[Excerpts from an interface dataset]
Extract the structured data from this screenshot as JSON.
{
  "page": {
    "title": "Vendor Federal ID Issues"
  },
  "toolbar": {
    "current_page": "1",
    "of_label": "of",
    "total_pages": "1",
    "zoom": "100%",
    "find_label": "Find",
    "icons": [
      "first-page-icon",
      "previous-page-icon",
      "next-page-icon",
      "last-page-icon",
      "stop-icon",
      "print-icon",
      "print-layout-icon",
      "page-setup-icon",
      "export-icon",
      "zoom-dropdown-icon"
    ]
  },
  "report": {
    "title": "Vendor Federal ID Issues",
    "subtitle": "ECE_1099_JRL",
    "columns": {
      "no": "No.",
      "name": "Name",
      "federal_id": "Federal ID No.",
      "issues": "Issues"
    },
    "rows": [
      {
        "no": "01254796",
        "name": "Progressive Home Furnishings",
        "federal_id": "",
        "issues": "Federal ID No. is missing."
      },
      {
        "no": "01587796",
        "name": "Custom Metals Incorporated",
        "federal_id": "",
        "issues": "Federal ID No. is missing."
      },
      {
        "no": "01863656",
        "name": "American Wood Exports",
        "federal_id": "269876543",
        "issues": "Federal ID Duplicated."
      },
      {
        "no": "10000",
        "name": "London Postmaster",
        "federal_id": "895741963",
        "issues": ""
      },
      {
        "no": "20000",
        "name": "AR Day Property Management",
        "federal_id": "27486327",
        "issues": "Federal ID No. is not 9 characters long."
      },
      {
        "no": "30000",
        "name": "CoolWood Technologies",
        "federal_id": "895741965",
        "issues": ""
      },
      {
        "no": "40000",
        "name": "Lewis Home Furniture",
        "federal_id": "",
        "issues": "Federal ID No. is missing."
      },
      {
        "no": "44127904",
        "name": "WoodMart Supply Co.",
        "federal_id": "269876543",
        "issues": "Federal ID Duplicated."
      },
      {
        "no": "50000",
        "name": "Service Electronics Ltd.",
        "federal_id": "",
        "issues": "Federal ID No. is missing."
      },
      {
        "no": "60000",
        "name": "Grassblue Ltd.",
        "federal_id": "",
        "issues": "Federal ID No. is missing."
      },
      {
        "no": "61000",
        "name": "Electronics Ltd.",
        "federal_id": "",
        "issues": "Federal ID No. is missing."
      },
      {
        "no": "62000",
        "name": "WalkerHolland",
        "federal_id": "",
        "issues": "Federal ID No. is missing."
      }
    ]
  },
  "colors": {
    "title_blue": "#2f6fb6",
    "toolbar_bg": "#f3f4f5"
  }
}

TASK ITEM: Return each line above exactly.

EXERCISE RESPONSE:
Extract the structured data from this screenshot as JSON.
{
  "page": {
    "title": "Vendor Federal ID Issues"
  },
  "toolbar": {
    "current_page": "1",
    "of_label": "of",
    "total_pages": "1",
    "zoom": "100%",
    "find_label": "Find",
    "icons": [
      "first-page-icon",
      "previous-page-icon",
      "next-page-icon",
      "last-page-icon",
      "stop-icon",
      "print-icon",
      "print-layout-icon",
      "page-setup-icon",
      "export-icon",
      "zoom-dropdown-icon"
    ]
  },
  "report": {
    "title": "Vendor Federal ID Issues",
    "subtitle": "ECE_1099_JRL",
    "columns": {
      "no": "No.",
      "name": "Name",
      "federal_id": "Federal ID No.",
      "issues": "Issues"
    },
    "rows": [
      {
        "no": "01254796",
        "name": "Progressive Home Furnishings",
        "federal_id": "",
        "issues": "Federal ID No. is missing."
      },
      {
        "no": "01587796",
        "name": "Custom Metals Incorporated",
        "federal_id": "",
        "issues": "Federal ID No. is missing."
      },
      {
        "no": "01863656",
        "name": "American Wood Exports",
        "federal_id": "269876543",
        "issues": "Federal ID Duplicated."
      },
      {
        "no": "10000",
        "name": "London Postmaster",
        "federal_id": "895741963",
        "issues": ""
      },
      {
        "no": "20000",
        "name": "AR Day Property Management",
        "federal_id": "27486327",
        "issues": "Federal ID No. is not 9 characters long."
      },
      {
        "no": "30000",
        "name": "CoolWood Technologies",
        "federal_id": "895741965",
        "issues": ""
      },
      {
        "no": "40000",
        "name": "Lewis Home Furniture",
        "federal_id": "",
        "issues": "Federal ID No. is missing."
      },
      {
        "no": "44127904",
        "name": "WoodMart Supply Co.",
        "federal_id": "269876543",
        "issues": "Federal ID Duplicated."
      },
      {
        "no": "50000",
        "name": "Service Electronics Ltd.",
        "federal_id": "",
        "issues": "Federal ID No. is missing."
      },
      {
        "no": "60000",
        "name": "Grassblue Ltd.",
        "federal_id": "",
        "issues": "Federal ID No. is missing."
      },
      {
        "no": "61000",
        "name": "Electronics Ltd.",
        "federal_id": "",
        "issues": "Federal ID No. is missing."
      },
      {
        "no": "62000",
        "name": "WalkerHolland",
        "federal_id": "",
        "issues": "Federal ID No. is missing."
      }
    ]
  },
  "colors": {
    "title_blue": "#2f6fb6",
    "toolbar_bg": "#f3f4f5"
  }
}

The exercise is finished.